Lynn Tilton has been good to small-town America, buying and rebuilding failed manufacturing businesses and preserving jobs.
The question now is: Will she make good reality TV? Tilton is CEO of Patriarch Partners, which buys distressed companies (150 plus in the last decade), gets them back on their feet and helps retain jobs (250,000 of them by her measure). Its portfolio now has 74 companies with $8 billion in revenue.
“It’s not easy and we aren’t perfect,” she said. ” It often takes us much longer than it should. But we rebuild America.”
The subject of a vivid The Wall Street Journal profile in January - which noted her “platinum blond hair, tight leather skirts and penchant for racy remarks” - Tilton, 52, is headed into production of a reality show for Sundance Channel with a working title Diva of Distressed.
“Up until recently I wasn’t as known as you would think because I haven’t put myself out there,” she said after a Sundance press briefing last week on a new slate of nonfiction shows. Sundance, she said, was impressed by the actual impact of her work. “I wasn’t going to go someplace where they were going to make it silly because I don’t have a life, you can’t follow me around, all I do is work.”
Michael Klein, the head of original programming at Sundance, called her a force of nature, and Sarah Barnett, the channel’s chief, aptly called her “the real deal.”
Barnett also noted the irony that “she looks slightly like a made-for-TV reality character, and yet she’s been doing it for decades.”
A sizzle reel put together ahead of production showed Tilton visiting the Old Town Fuel & Fiber Mill, a Patriarch property in Maine that makes pulp and paper - and also makes bio-butanol jet fuel. The show, though, will direct her turnaround talents at businesses she doesn’t own. “We want to go save company-town companies, so we’re looking at that right now.”

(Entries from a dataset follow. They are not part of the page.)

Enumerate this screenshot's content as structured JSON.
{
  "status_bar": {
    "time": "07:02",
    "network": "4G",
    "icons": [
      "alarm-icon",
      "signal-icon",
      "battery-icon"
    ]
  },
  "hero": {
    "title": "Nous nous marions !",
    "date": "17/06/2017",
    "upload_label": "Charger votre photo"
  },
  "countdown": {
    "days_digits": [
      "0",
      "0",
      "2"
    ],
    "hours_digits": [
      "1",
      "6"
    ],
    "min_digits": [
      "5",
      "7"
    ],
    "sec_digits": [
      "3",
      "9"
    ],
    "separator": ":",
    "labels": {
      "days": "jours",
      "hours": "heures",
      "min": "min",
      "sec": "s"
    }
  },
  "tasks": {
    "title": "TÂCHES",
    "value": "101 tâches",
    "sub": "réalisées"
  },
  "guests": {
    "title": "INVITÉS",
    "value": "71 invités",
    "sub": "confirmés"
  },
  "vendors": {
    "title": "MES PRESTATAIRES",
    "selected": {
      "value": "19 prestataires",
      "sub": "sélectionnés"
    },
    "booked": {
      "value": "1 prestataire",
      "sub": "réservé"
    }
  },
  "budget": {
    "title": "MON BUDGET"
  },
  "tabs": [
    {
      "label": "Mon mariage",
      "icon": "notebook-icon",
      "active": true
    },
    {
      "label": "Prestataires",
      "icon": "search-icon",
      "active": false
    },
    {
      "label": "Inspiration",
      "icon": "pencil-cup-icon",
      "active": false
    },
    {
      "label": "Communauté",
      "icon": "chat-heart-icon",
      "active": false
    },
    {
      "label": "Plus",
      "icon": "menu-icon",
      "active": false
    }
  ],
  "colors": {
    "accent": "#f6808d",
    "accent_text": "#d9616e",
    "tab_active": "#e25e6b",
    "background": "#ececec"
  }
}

Hopefully, we’ll see if the “fairy tale” turnarounds she engineers in real life also work as reality TV.